[4] SOR/2018-145. (the “Industrial Hemp Regulations”) under the Cannabis Act, SC 2018, c 16 (the “Cannabis Act”) define “Industrial hemp” as “a cannabis plant – or any part of the plant – in which the concentration of THC is 0.3% or less in the flowering heads and leaves”.

[5] Emma Paling, “Kyla Ford Promotes Black Market Cannabis Oils on Instagram” (23 January 2019), MSN Money; Mike Hager, “CBD: the treaty cannabis compound that’s blurring the law for Canadians” (19 January 2019), The Globe and Mail.

[6] Supra note 4.

[7] SOR/2018-144.

[8] Government of Canada: Department of Justice. “Cannabis Legalization and Regulation” (last modified 17 October 2018), Government of Canada.

[9] Despite cannabis being federally illegal, certain states authorize medical and/or recreational cannabis production and distribution by licensed or registered entities under applicable state law.  On December 20, 2018, President Donald Trump signed the Agricultural Improvement Act of 2018 (commonly known as the “2018 Farm Bill”) into law, removing “industrial hemp” (as defined in the 2018 Farm Bill) and the cannabinoids extracted from industrial hemp, such as CBD, from the U.S. Controlled Drug and Substance Act; see United States Food & Drug Administration, News Release, “Statement from FDA Commissioner Scott Gottlieb, M.D., on signing of the Agriculture Improvement Act and the agency’s regulation of products containing cannabis and cannabis-derived compounds” ( 20 December 2018); see Lisa Gill, “Farm Bill Sets the Stage for Legal CBD Across the Country” (21 December 2018), CR Consumer Reports.

[11] Note by the Secretariat on the scope of control of substances: proposed scheduling recommendations by the World Health Organization on cannabis and cannabis-related activities, ECOSOC CND, 62nd Sess, Annex, Provisional Agenda Item 9(a), UN Doc E/CN.7/2019/12 at 10,  (the WHO recommended “adding a footnote to the entry for cannabis and cannabis resin in Schedule I of the 1961 Convention to read ‘Preparations containing predominantly cannabidiol [CBD] and not more than 0.2 per cent of delta-9-tetrahydrocannabinol [THC] are not under international control’”).

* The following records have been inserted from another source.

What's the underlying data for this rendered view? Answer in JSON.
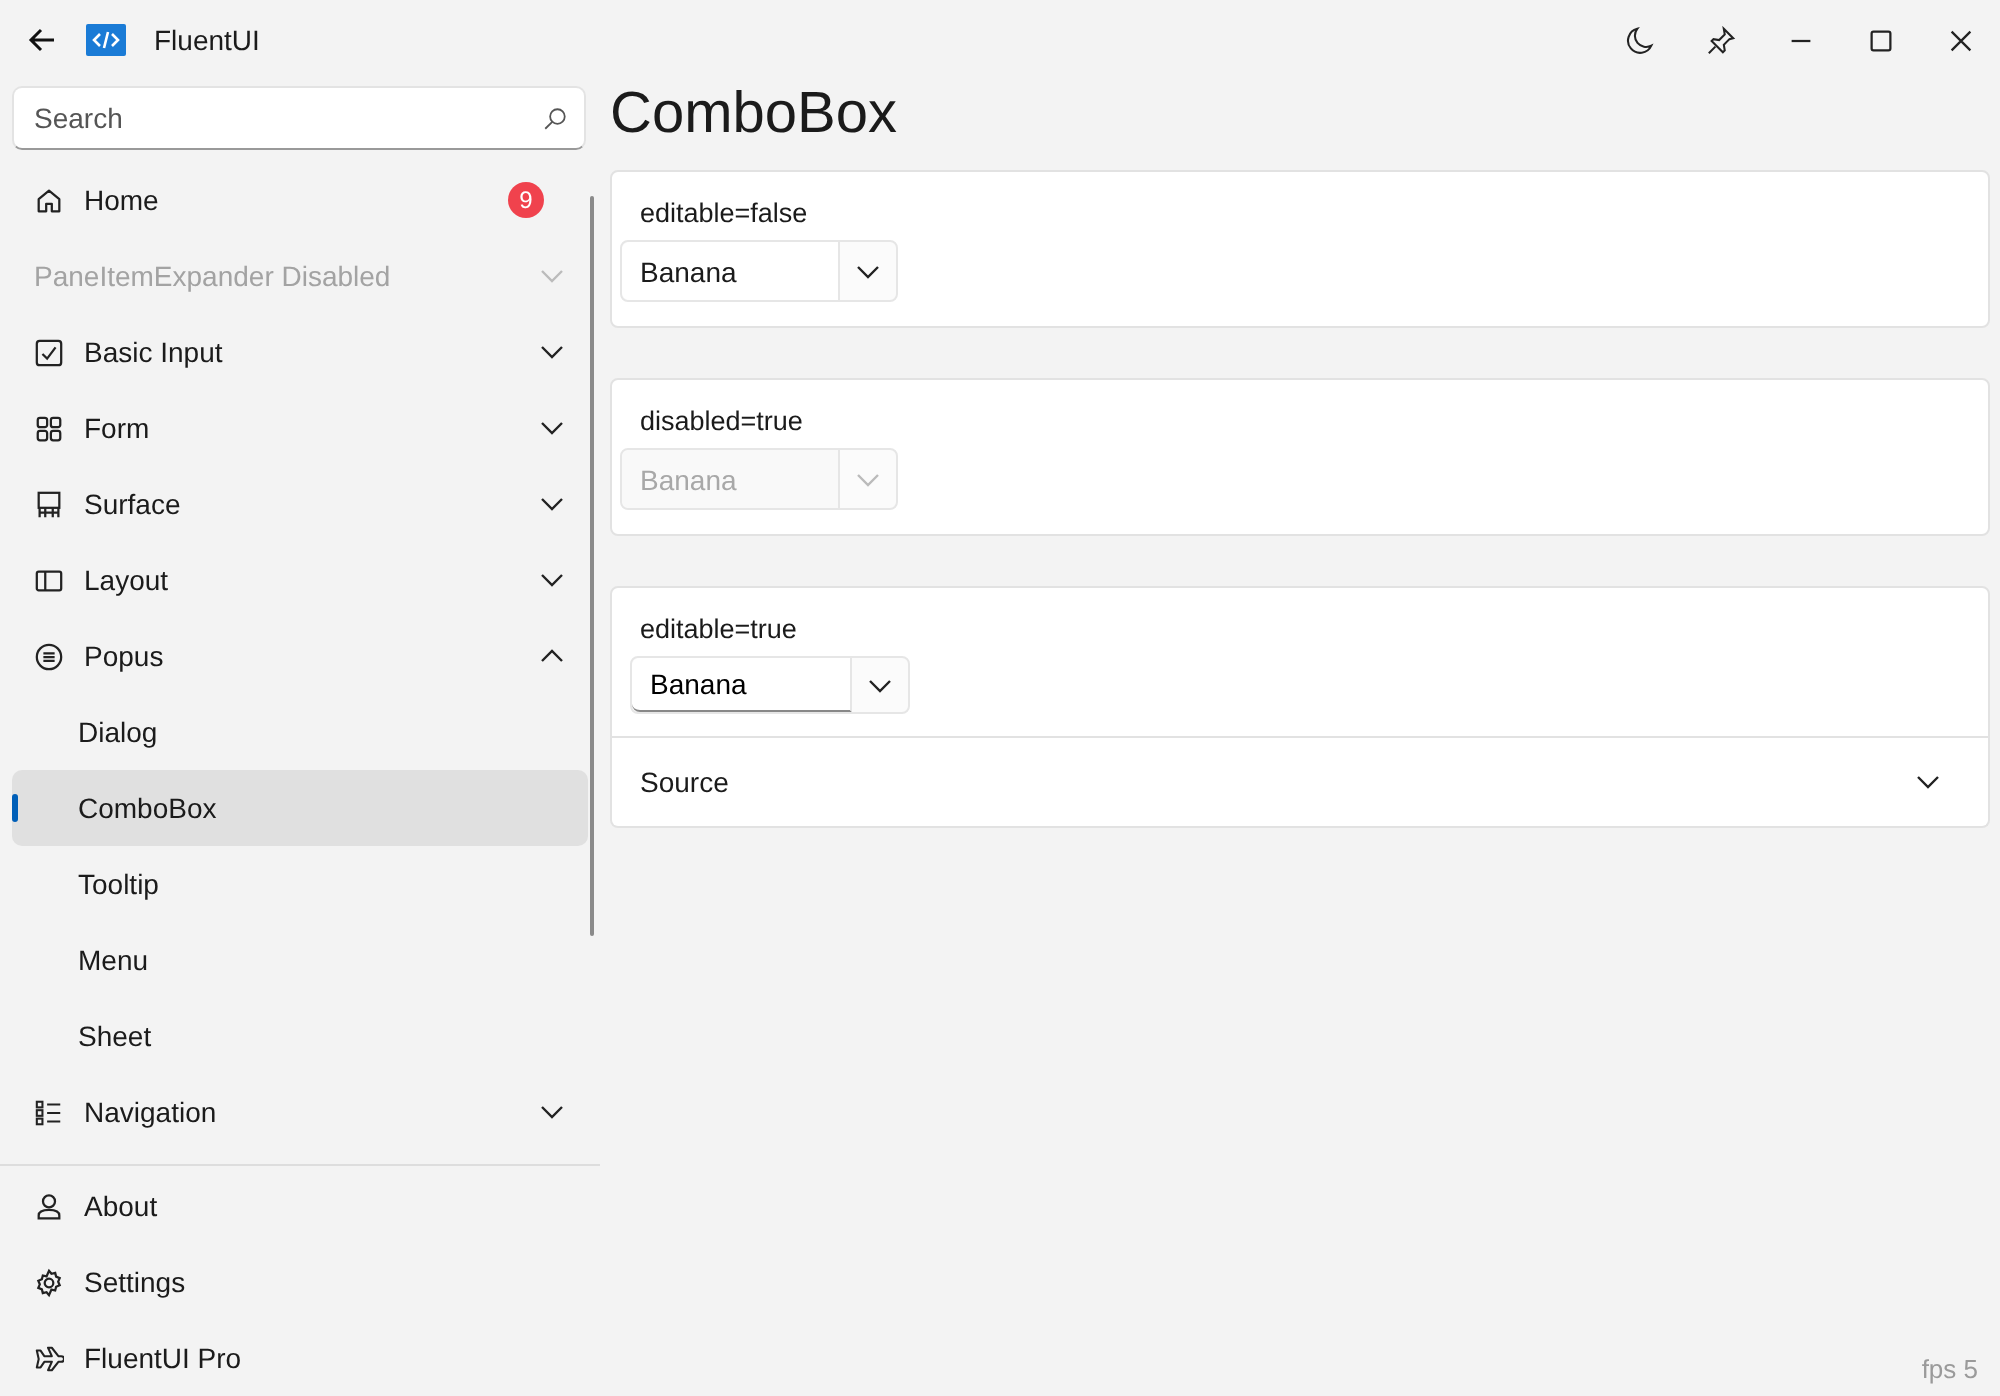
{
  "window": {
    "title": "FluentUI"
  },
  "search": {
    "placeholder": "Search"
  },
  "nav": [
    {
      "label": "Home",
      "badge": "9",
      "disabled": false,
      "selected": false
    },
    {
      "label": "PaneItemExpander Disabled",
      "disabled": true,
      "expanded": false,
      "selected": false
    },
    {
      "label": "Basic Input",
      "disabled": false,
      "expanded": false,
      "selected": false
    },
    {
      "label": "Form",
      "disabled": false,
      "expanded": false,
      "selected": false
    },
    {
      "label": "Surface",
      "disabled": false,
      "expanded": false,
      "selected": false
    },
    {
      "label": "Layout",
      "disabled": false,
      "expanded": false,
      "selected": false
    },
    {
      "label": "Popus",
      "disabled": false,
      "expanded": true,
      "selected": false,
      "children": [
        {
          "label": "Dialog",
          "selected": false
        },
        {
          "label": "ComboBox",
          "selected": true
        },
        {
          "label": "Tooltip",
          "selected": false
        },
        {
          "label": "Menu",
          "selected": false
        },
        {
          "label": "Sheet",
          "selected": false
        }
      ]
    },
    {
      "label": "Navigation",
      "disabled": false,
      "expanded": false,
      "selected": false
    }
  ],
  "footer": [
    {
      "label": "About",
      "selected": false
    },
    {
      "label": "Settings",
      "selected": false
    },
    {
      "label": "FluentUI Pro",
      "selected": false
    }
  ],
  "page": {
    "title": "ComboBox"
  },
  "examples": [
    {
      "label": "editable=false",
      "value": "Banana",
      "editable": false,
      "disabled": false
    },
    {
      "label": "disabled=true",
      "value": "Banana",
      "editable": false,
      "disabled": true
    },
    {
      "label": "editable=true",
      "value": "Banana",
      "editable": true,
      "disabled": false
    }
  ],
  "source": {
    "label": "Source",
    "expanded": false
  },
  "status": {
    "fps": "fps 5"
  }
}
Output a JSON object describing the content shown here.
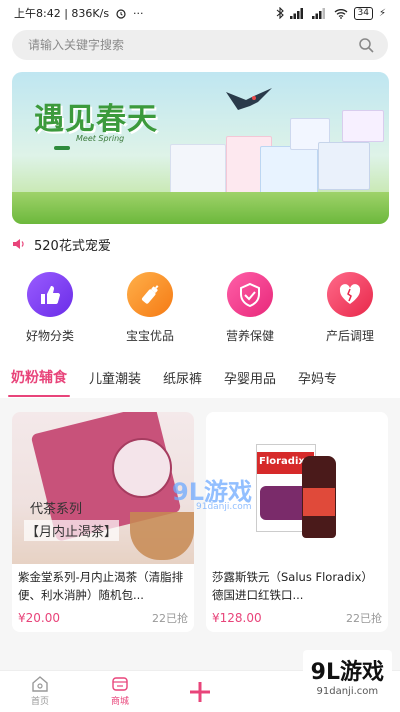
{
  "status_bar": {
    "time_speed": "上午8:42 | 836K/s",
    "battery": "34"
  },
  "search": {
    "placeholder": "请输入关键字搜索"
  },
  "banner": {
    "title": "遇见春天",
    "subtitle": "Meet Spring"
  },
  "notice": {
    "text": "520花式宠爱"
  },
  "categories": [
    {
      "label": "好物分类",
      "icon": "thumbs-up-icon",
      "color": "#7a3cf0"
    },
    {
      "label": "宝宝优品",
      "icon": "baby-bottle-icon",
      "color": "#f58a22"
    },
    {
      "label": "营养保健",
      "icon": "shield-check-icon",
      "color": "#e83a8a"
    },
    {
      "label": "产后调理",
      "icon": "heart-icon",
      "color": "#e83a5a"
    }
  ],
  "tabs": [
    {
      "label": "奶粉辅食"
    },
    {
      "label": "儿童潮装"
    },
    {
      "label": "纸尿裤"
    },
    {
      "label": "孕婴用品"
    },
    {
      "label": "孕妈专"
    }
  ],
  "products": [
    {
      "name": "紫金堂系列-月内止渴茶（清脂排便、利水消肿）随机包...",
      "price": "¥20.00",
      "sold": "22已抢",
      "img_line1": "代茶系列",
      "img_line2": "【月内止渴茶】"
    },
    {
      "name": "莎露斯铁元（Salus Floradix）德国进口红铁口...",
      "price": "¥128.00",
      "sold": "22已抢",
      "img_brand": "Floradix"
    }
  ],
  "bottom_nav": [
    {
      "label": "首页",
      "icon": "home-icon"
    },
    {
      "label": "商城",
      "icon": "shop-icon"
    },
    {
      "label": "",
      "icon": "plus-icon"
    }
  ],
  "watermark": {
    "main": "9L游戏",
    "sub": "91danji.com"
  },
  "colors": {
    "accent": "#e8447a"
  }
}
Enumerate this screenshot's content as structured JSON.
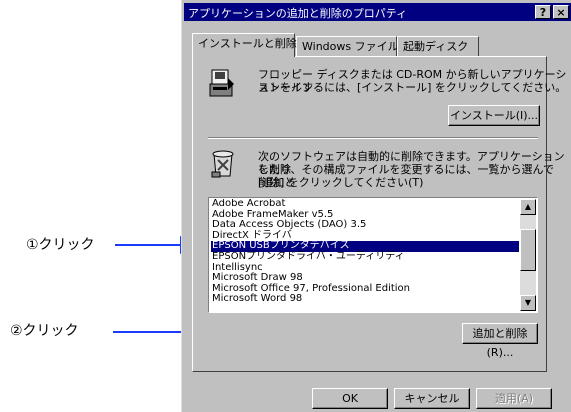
{
  "annotations": {
    "click1": "①クリック",
    "click2": "②クリック"
  },
  "dialog": {
    "title": "アプリケーションの追加と削除のプロパティ",
    "help_btn": "?",
    "close_btn": "×",
    "tabs": [
      "インストールと削除",
      "Windows ファイル",
      "起動ディスク"
    ],
    "install_text_1": "フロッピー ディスクまたは CD-ROM から新しいアプリケーションをイン",
    "install_text_2": "ストールするには、[インストール] をクリックしてください。",
    "install_button": "インストール(I)...",
    "remove_text_1": "次のソフトウェアは自動的に削除できます。アプリケーションを削除",
    "remove_text_2": "したり、その構成ファイルを変更するには、一覧から選んで [追加と",
    "remove_text_3": "削除] をクリックしてください(T)",
    "programs": [
      "Adobe Acrobat",
      "Adobe FrameMaker v5.5",
      "Data Access Objects (DAO) 3.5",
      "DirectX ドライバ",
      "EPSON USBプリンタデバイス",
      "EPSONプリンタドライバ・ユーティリティ",
      "Intellisync",
      "Microsoft Draw 98",
      "Microsoft Office 97, Professional Edition",
      "Microsoft Word 98"
    ],
    "selected_index": 4,
    "add_remove_button": "追加と削除(R)...",
    "ok_button": "OK",
    "cancel_button": "キャンセル",
    "apply_button": "適用(A)",
    "icons": {
      "install": "install-disk-icon",
      "remove": "recycle-bin-icon",
      "scroll_up": "scroll-up-icon",
      "scroll_down": "scroll-down-icon"
    }
  }
}
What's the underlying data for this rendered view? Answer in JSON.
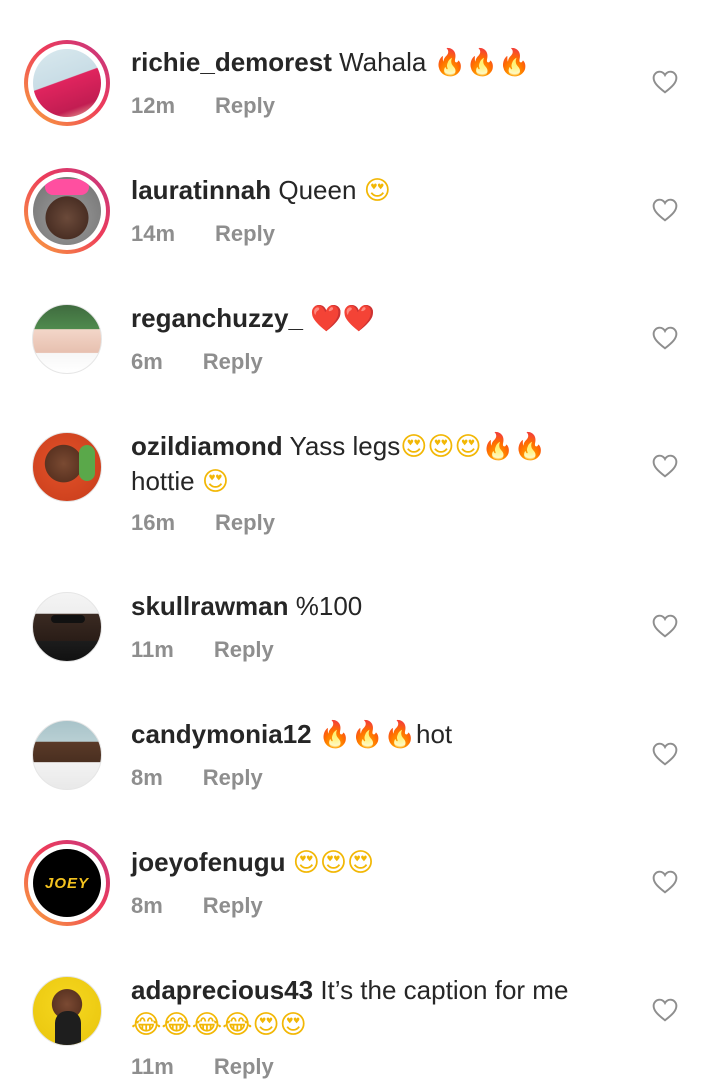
{
  "comments": [
    {
      "username": "richie_demorest",
      "text": "Wahala",
      "emoji": "🔥🔥🔥",
      "emoji2": "",
      "time": "12m",
      "reply": "Reply"
    },
    {
      "username": "lauratinnah",
      "text": "Queen",
      "emoji": "😍",
      "emoji2": "",
      "time": "14m",
      "reply": "Reply"
    },
    {
      "username": "reganchuzzy_",
      "text": "",
      "emoji": "❤️❤️",
      "emoji2": "",
      "time": "6m",
      "reply": "Reply"
    },
    {
      "username": "ozildiamond",
      "text": "Yass legs",
      "emoji": "😍😍😍🔥🔥",
      "line2": "hottie",
      "emoji2": "😍",
      "time": "16m",
      "reply": "Reply"
    },
    {
      "username": "skullrawman",
      "text": "%100",
      "emoji": "",
      "emoji2": "",
      "time": "11m",
      "reply": "Reply"
    },
    {
      "username": "candymonia12",
      "text": "hot",
      "emoji": "🔥🔥🔥",
      "emoji2": "",
      "time": "8m",
      "reply": "Reply"
    },
    {
      "username": "joeyofenugu",
      "text": "",
      "emoji": "😍😍😍",
      "emoji2": "",
      "time": "8m",
      "reply": "Reply",
      "avatar_text": "JOEY"
    },
    {
      "username": "adaprecious43",
      "text": "It’s the caption for me",
      "emoji": "",
      "line2": "",
      "emoji2": "😂😂😂😂😍😍",
      "time": "11m",
      "reply": "Reply"
    }
  ],
  "colors": {
    "username": "#262626",
    "meta": "#8e8e8e",
    "ring_start": "#f9a93c",
    "ring_end": "#c13584"
  },
  "icons": {
    "like": "heart-outline-icon"
  }
}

a cautionary note

The foregoing provides only an overview and does not constitute legal advice. Readers are cautioned against making any decisions based on this material alone. Rather, specific legal advice should be obtained.

© McMillan LLP 2019